Return all of the records below verbatim.

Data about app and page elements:
=-=-=

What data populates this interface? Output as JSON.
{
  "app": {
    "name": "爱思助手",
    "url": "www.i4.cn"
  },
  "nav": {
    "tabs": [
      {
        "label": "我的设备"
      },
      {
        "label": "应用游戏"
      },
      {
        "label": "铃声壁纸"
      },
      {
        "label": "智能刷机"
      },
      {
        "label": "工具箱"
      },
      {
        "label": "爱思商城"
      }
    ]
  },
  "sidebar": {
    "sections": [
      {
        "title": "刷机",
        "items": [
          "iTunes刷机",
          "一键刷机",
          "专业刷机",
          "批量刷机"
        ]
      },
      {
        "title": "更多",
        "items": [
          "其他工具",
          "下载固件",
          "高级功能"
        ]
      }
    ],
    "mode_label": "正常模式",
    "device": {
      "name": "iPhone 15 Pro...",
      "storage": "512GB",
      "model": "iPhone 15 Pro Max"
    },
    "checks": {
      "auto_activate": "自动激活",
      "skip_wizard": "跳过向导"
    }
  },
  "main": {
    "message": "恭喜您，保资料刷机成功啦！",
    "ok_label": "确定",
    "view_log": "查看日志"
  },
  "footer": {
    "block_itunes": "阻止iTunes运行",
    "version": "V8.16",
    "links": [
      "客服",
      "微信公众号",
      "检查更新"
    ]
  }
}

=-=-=

* [Your response]
What data populates this interface? Output as JSON.
{
  "app": {
    "name": "爱思助手",
    "url": "www.i4.cn"
  },
  "nav": {
    "tabs": [
      {
        "label": "我的设备"
      },
      {
        "label": "应用游戏"
      },
      {
        "label": "铃声壁纸"
      },
      {
        "label": "智能刷机"
      },
      {
        "label": "工具箱"
      },
      {
        "label": "爱思商城"
      }
    ]
  },
  "sidebar": {
    "sections": [
      {
        "title": "刷机",
        "items": [
          "iTunes刷机",
          "一键刷机",
          "专业刷机",
          "批量刷机"
        ]
      },
      {
        "title": "更多",
        "items": [
          "其他工具",
          "下载固件",
          "高级功能"
        ]
      }
    ],
    "mode_label": "正常模式",
    "device": {
      "name": "iPhone 15 Pro...",
      "storage": "512GB",
      "model": "iPhone 15 Pro Max"
    },
    "checks": {
      "auto_activate": "自动激活",
      "skip_wizard": "跳过向导"
    }
  },
  "main": {
    "message": "恭喜您，保资料刷机成功啦！",
    "ok_label": "确定",
    "view_log": "查看日志"
  },
  "footer": {
    "block_itunes": "阻止iTunes运行",
    "version": "V8.16",
    "links": [
      "客服",
      "微信公众号",
      "检查更新"
    ]
  }
}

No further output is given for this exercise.